→ WHAT IS REQUIRED
Show each line of the records in which the word "data" occurs.

→ RECORDS PROVIDED
* * *
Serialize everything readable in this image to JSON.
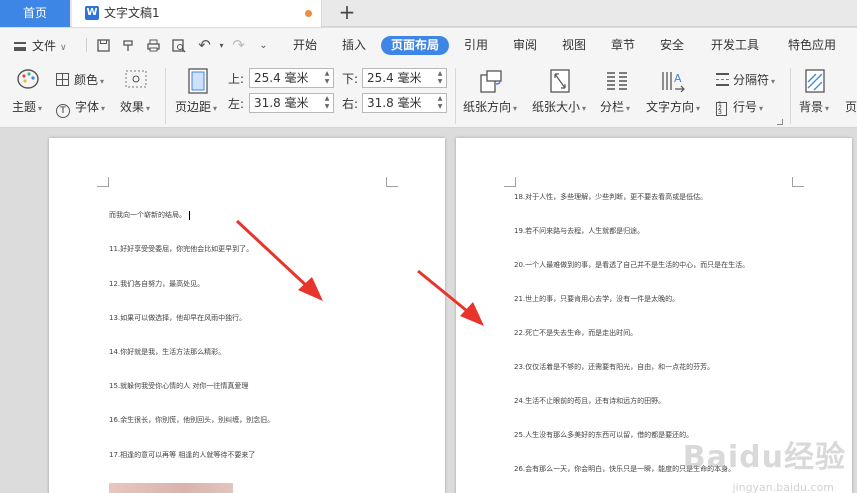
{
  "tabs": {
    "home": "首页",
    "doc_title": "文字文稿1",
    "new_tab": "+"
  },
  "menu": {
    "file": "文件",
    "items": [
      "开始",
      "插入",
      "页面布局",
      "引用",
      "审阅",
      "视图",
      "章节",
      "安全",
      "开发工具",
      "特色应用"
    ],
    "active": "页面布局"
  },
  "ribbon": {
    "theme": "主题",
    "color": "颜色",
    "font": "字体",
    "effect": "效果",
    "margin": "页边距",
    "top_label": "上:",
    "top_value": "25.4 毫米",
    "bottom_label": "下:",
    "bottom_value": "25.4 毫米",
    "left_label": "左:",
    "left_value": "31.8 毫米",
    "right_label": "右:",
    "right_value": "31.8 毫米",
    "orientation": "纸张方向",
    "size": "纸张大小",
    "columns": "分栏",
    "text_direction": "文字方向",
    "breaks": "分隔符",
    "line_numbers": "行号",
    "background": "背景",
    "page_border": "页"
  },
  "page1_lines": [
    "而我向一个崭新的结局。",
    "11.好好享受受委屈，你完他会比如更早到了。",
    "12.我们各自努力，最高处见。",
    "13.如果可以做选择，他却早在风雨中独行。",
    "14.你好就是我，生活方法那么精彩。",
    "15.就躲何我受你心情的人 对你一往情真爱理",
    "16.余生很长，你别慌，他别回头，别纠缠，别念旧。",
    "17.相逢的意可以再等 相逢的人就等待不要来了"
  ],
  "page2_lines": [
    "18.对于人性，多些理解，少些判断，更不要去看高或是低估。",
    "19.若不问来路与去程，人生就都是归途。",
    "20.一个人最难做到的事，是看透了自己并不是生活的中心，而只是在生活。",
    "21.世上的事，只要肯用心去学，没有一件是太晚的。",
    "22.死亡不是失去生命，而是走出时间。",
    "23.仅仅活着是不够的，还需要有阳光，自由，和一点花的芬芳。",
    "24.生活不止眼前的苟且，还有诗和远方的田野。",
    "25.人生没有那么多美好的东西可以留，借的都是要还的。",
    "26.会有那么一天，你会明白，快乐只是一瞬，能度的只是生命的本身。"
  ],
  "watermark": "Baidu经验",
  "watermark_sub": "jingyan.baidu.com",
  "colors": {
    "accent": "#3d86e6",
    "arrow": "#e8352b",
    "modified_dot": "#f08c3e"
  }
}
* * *
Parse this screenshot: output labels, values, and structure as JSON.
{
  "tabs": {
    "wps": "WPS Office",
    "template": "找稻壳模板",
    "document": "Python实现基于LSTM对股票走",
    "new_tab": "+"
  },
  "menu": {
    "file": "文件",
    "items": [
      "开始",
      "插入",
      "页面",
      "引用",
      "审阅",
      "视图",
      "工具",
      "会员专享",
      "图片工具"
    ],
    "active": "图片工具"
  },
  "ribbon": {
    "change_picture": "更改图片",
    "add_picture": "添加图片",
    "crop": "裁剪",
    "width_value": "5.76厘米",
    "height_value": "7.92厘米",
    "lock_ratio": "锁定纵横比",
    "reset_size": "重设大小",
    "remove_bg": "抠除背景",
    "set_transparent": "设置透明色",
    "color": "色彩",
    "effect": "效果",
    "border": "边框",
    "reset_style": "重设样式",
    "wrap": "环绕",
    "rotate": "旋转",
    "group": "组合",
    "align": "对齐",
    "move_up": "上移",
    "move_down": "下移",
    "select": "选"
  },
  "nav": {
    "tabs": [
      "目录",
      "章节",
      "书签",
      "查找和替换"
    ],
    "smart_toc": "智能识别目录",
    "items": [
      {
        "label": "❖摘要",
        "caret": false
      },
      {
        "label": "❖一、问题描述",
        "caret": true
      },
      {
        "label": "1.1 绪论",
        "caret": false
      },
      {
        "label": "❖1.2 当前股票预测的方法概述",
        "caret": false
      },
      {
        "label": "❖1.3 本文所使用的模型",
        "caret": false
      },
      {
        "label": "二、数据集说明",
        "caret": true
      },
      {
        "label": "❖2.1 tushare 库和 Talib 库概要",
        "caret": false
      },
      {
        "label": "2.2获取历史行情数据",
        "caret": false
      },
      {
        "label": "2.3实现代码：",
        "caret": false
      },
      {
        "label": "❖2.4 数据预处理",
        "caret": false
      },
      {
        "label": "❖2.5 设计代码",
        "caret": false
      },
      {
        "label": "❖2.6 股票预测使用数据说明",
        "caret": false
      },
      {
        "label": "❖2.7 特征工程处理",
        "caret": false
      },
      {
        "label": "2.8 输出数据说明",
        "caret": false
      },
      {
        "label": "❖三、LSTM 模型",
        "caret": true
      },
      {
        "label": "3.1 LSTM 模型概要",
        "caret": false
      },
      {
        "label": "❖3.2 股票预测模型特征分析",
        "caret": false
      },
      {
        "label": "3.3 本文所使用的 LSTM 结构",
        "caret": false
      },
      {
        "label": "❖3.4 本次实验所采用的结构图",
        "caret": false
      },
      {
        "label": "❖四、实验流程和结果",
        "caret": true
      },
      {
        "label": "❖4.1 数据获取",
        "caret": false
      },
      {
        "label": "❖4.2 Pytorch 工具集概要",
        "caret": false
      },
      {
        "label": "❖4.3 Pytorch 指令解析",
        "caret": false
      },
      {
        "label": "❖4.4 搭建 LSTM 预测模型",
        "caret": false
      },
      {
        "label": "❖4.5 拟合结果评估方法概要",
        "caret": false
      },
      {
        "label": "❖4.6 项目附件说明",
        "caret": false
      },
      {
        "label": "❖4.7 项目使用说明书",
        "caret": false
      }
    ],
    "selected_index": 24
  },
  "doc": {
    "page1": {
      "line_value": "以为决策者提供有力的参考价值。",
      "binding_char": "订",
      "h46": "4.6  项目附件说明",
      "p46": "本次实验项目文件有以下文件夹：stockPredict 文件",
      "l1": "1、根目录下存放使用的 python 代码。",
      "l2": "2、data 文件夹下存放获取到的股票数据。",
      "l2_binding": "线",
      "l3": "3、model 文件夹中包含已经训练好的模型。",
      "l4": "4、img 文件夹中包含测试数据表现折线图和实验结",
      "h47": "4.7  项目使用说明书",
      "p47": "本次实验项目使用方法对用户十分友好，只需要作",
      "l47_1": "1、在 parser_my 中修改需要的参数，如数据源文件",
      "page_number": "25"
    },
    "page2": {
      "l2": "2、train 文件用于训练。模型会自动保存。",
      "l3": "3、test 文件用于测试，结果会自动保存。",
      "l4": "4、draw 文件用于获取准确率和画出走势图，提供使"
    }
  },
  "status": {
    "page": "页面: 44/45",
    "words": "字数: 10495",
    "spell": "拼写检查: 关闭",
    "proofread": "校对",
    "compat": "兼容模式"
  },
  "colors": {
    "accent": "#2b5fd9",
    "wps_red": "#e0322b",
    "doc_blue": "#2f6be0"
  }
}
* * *
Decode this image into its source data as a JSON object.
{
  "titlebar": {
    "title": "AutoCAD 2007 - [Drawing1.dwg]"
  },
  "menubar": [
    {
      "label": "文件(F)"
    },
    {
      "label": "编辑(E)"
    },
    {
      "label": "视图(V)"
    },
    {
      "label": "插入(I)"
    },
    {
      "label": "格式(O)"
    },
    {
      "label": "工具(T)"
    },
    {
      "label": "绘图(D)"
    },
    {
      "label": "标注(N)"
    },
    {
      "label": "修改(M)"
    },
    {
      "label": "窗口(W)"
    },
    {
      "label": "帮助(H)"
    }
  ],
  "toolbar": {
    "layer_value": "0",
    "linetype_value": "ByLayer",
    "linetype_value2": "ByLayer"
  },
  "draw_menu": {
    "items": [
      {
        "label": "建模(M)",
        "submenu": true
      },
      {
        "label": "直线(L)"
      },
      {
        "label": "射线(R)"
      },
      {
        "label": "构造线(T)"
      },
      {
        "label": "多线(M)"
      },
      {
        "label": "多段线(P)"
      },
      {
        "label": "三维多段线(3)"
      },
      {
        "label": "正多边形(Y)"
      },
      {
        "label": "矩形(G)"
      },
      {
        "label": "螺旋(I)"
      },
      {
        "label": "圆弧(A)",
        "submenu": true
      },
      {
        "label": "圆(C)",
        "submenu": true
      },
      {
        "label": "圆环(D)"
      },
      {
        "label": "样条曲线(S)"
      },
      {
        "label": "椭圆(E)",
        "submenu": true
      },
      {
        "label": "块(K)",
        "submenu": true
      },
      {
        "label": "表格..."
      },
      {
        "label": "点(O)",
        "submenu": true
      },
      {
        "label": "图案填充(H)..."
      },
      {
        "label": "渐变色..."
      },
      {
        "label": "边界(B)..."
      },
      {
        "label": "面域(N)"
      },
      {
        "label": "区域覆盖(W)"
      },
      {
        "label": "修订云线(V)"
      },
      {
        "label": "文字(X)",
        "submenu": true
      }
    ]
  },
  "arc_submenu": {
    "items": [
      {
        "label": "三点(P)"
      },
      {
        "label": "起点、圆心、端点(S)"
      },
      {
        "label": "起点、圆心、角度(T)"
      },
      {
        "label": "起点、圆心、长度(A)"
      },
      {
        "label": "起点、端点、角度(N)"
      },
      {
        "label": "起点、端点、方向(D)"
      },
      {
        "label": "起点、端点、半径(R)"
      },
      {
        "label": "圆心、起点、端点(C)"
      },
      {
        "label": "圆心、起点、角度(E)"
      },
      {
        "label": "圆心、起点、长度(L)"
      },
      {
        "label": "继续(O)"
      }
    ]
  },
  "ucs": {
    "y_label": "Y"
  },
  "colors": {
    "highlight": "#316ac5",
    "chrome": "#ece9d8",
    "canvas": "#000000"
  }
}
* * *
→ ANSWER TO THE EXERCISE
      "l2": "2、data 文件夹下存放获取到的股票数据。",
Decode this image into its source data as a JSON object.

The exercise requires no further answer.